Risks of Surgery

All operations involve an element of risk. Those involved in MPFL reconstruction will be discussed with you by Mr Jackson and include:

  • Infection (<1%).
  • Blood clots also known as a deep vein thrombosis (DVT) and pulmonary embolus (PE) (<1%).
  • Numbness of the skin around the wounds.
  • Reoccurrence or failure of the graft (5-10%).
  • Nerve or blood vessel damage ( < 1 in 1000).
  • Patella fracture ( <0.5%).

What happens on day of surgery?

  • On admission you will check in at the  reception area and be asked to confirm your details for your medical file. A member of the admissions department will accompany you to the inpatient ward waiting area.
  • On arrival onto the ward you will initially meet a healthcare assistant who will take your weight and height. This will be followed by a nurse who will complete all the required checks (blood pressure, pulse, etc), allergy status to any medications, medical and surgical history. It is important to give the nurse as much detail as possible regarding your current medical status and if any previous issues with anaesthetics.
  • You cannot eat or drink anything for 6 hours prior to surgery so you will generally be fasting from midnight (for a morning operation) or 6am (for an afternoon operation). This includes chewing gum.
  • You will meet Mr Jackson and the anaesthetist in the anaesthetic room prior to the operation. The anaesthetist will again ask you all the same questions as the nurse completed on the ward to ensure all information has been provided.
  • Once the surgery has been completed, you will wake up in the recovery room and will return to the ward after a period of time.
  • On returning to the ward, you may be a little drowsy which is normal. Nursing staff will check in regularly with you and diet will be provided once fit to do so.

What happens for discharge?

A physiotherapist will see you the morning of discharge. They will explain exercises that are to be completed at home and provide confidence for using the crutches. A brace is required for 6 weeks. Education on it will be provided by the physiotherapist.

A member of the nursing staff will change your dressing and provide documentation for discharge. This will include a prescription and wound instructions. Discharge time is approximately 10am.

General advice

Length of stay is one night.

Return to driving is generally recommended at 6 weeks post-surgery once you are off the crutches and feel can safely make an emergency stop.

Flying is not recommended for 6 weeks after surgery (particularly long haul flights of >4 hours) to minimise the risk of a deep vein thrombosis.

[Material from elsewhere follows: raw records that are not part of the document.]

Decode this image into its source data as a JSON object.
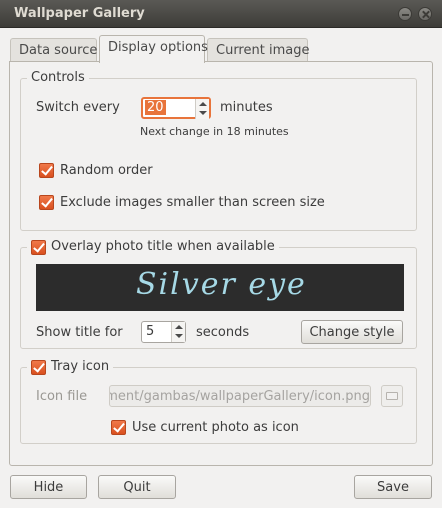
{
  "window": {
    "title": "Wallpaper Gallery"
  },
  "tabs": [
    {
      "label": "Data source"
    },
    {
      "label": "Display options"
    },
    {
      "label": "Current image"
    }
  ],
  "controls": {
    "legend": "Controls",
    "switch_label": "Switch every",
    "switch_value": "20",
    "switch_unit": "minutes",
    "next_change": "Next change in 18 minutes",
    "random_label": "Random order",
    "random_checked": true,
    "exclude_label": "Exclude images smaller than screen size",
    "exclude_checked": true
  },
  "overlay": {
    "label": "Overlay photo title when available",
    "checked": true,
    "preview_text": "Silver  eye",
    "show_label": "Show title for",
    "show_value": "5",
    "show_unit": "seconds",
    "change_style": "Change style"
  },
  "tray": {
    "label": "Tray icon",
    "checked": true,
    "icon_file_label": "Icon file",
    "icon_file_value": "pment/gambas/wallpaperGallery/icon.png",
    "use_current_label": "Use current photo as icon",
    "use_current_checked": true
  },
  "footer": {
    "hide": "Hide",
    "quit": "Quit",
    "save": "Save"
  },
  "colors": {
    "accent": "#e8743b",
    "titlebar": "#3d3c38",
    "banner_bg": "#2c2c2c",
    "banner_text": "#a6d9e6"
  },
  "icons": [
    "minimize-icon",
    "close-icon",
    "folder-icon",
    "checkmark-icon",
    "spin-up-icon",
    "spin-down-icon"
  ]
}
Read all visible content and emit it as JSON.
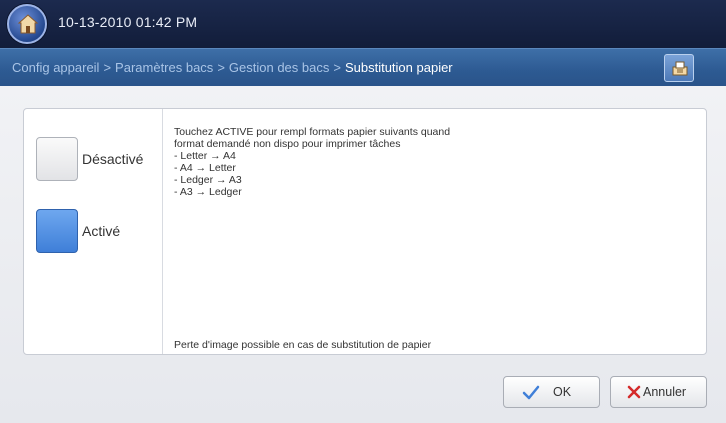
{
  "status_bar": {
    "datetime": "10-13-2010 01:42 PM",
    "home_icon": "home-icon"
  },
  "breadcrumb": {
    "items": [
      "Config appareil",
      "Paramètres bacs",
      "Gestion des bacs"
    ],
    "current": "Substitution papier",
    "separator": ">",
    "job_icon": "job-status-icon"
  },
  "options": {
    "off_label": "Désactivé",
    "on_label": "Activé",
    "selected": "Activé"
  },
  "description": {
    "lines": [
      "Touchez ACTIVE pour rempl formats papier suivants quand",
      "format demandé non dispo pour imprimer tâches",
      "- Letter → A4",
      "- A4 → Letter",
      "- Ledger → A3",
      "- A3 → Ledger"
    ],
    "note": "Perte d'image possible en cas de substitution de papier"
  },
  "buttons": {
    "ok_label": "OK",
    "cancel_label": "Annuler"
  },
  "colors": {
    "accent": "#4a86dc",
    "check": "#3f7fd8",
    "cancel_x": "#d42a2a"
  }
}
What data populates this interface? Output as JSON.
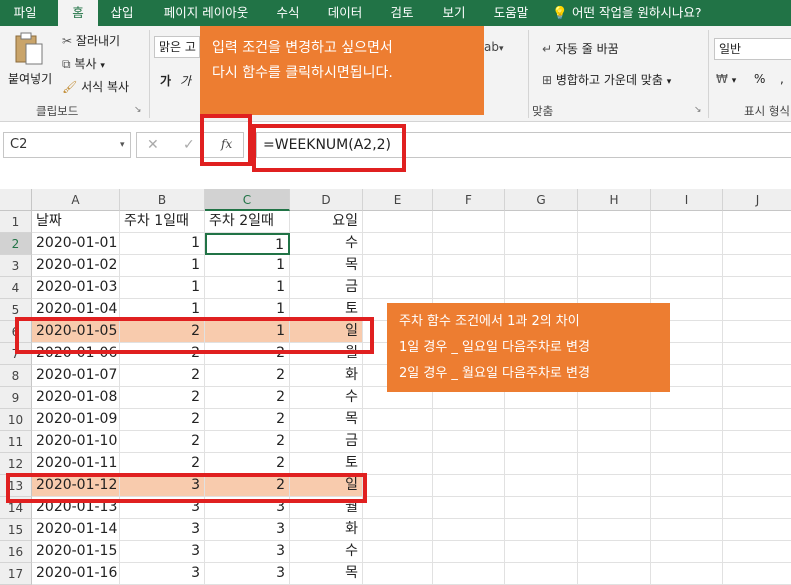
{
  "ribbon_tabs": [
    {
      "label": "파일"
    },
    {
      "label": "홈"
    },
    {
      "label": "삽입"
    },
    {
      "label": "페이지 레이아웃"
    },
    {
      "label": "수식"
    },
    {
      "label": "데이터"
    },
    {
      "label": "검토"
    },
    {
      "label": "보기"
    },
    {
      "label": "도움말"
    },
    {
      "label": "어떤 작업을 원하시나요?"
    }
  ],
  "clipboard": {
    "paste": "붙여넣기",
    "cut": "잘라내기",
    "copy": "복사",
    "format_painter": "서식 복사",
    "group": "클립보드"
  },
  "font": {
    "name": "맑은 고",
    "bold": "가",
    "italic": "가"
  },
  "alignment": {
    "wrap": "자동 줄 바꿈",
    "merge": "병합하고 가운데 맞춤",
    "group": "맞춤"
  },
  "number": {
    "format": "일반",
    "percent": "%",
    "comma": ",",
    "group": "표시 형식"
  },
  "formula_bar": {
    "name_box": "C2",
    "cancel": "✕",
    "enter": "✓",
    "fx": "fx",
    "formula": "=WEEKNUM(A2,2)"
  },
  "columns": [
    "A",
    "B",
    "C",
    "D",
    "E",
    "F",
    "G",
    "H",
    "I",
    "J"
  ],
  "rows": [
    {
      "n": "1",
      "a": "날짜",
      "b": "주차 1일때",
      "c": "주차 2일때",
      "d": "요일"
    },
    {
      "n": "2",
      "a": "2020-01-01",
      "b": "1",
      "c": "1",
      "d": "수"
    },
    {
      "n": "3",
      "a": "2020-01-02",
      "b": "1",
      "c": "1",
      "d": "목"
    },
    {
      "n": "4",
      "a": "2020-01-03",
      "b": "1",
      "c": "1",
      "d": "금"
    },
    {
      "n": "5",
      "a": "2020-01-04",
      "b": "1",
      "c": "1",
      "d": "토"
    },
    {
      "n": "6",
      "a": "2020-01-05",
      "b": "2",
      "c": "1",
      "d": "일"
    },
    {
      "n": "7",
      "a": "2020-01-06",
      "b": "2",
      "c": "2",
      "d": "월"
    },
    {
      "n": "8",
      "a": "2020-01-07",
      "b": "2",
      "c": "2",
      "d": "화"
    },
    {
      "n": "9",
      "a": "2020-01-08",
      "b": "2",
      "c": "2",
      "d": "수"
    },
    {
      "n": "10",
      "a": "2020-01-09",
      "b": "2",
      "c": "2",
      "d": "목"
    },
    {
      "n": "11",
      "a": "2020-01-10",
      "b": "2",
      "c": "2",
      "d": "금"
    },
    {
      "n": "12",
      "a": "2020-01-11",
      "b": "2",
      "c": "2",
      "d": "토"
    },
    {
      "n": "13",
      "a": "2020-01-12",
      "b": "3",
      "c": "2",
      "d": "일"
    },
    {
      "n": "14",
      "a": "2020-01-13",
      "b": "3",
      "c": "3",
      "d": "월"
    },
    {
      "n": "15",
      "a": "2020-01-14",
      "b": "3",
      "c": "3",
      "d": "화"
    },
    {
      "n": "16",
      "a": "2020-01-15",
      "b": "3",
      "c": "3",
      "d": "수"
    },
    {
      "n": "17",
      "a": "2020-01-16",
      "b": "3",
      "c": "3",
      "d": "목"
    }
  ],
  "callout_top": {
    "line1": "입력 조건을 변경하고 싶으면서",
    "line2": "다시 함수를 클릭하시면됩니다."
  },
  "callout_right": {
    "line1": "주차 함수 조건에서 1과 2의 차이",
    "line2": "1일 경우 _ 일요일 다음주차로 변경",
    "line3": "2일 경우 _ 월요일 다음주차로 변경"
  },
  "colors": {
    "excel_green": "#217346",
    "callout_orange": "#ed7d31",
    "highlight_red": "#e02020",
    "row_fill": "#f8cbad"
  }
}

Wound is closed with steristrips (paper stitches). This will be clarified by nursing staff on discharge. They will be removed at the 2 week appointment.

Returning to work is generally 6 weeks. This will be discussed with Mr. Jackson at your consultation.

Showering is not permitted until 24 hours after surgery. Cling film can be used to keep the dressing dry.

Follow up:

  • At the 2 week appointment, you will meet Mr Jackson’s specialist physiotherapist and practice nurse.
  • The physiotherapist will examine the movement of the knee and provide guidance on the next stages of rehab.
  • The practice nurse will assess the wound, pain management and provide reassurance in relation to any queries.
  • The follow up with Mr Jackson will be booked at this 2 week appointment and will be indicated on a patient by patient basis. This usually occurs at 4 weeks, 6 weeks and 4 months.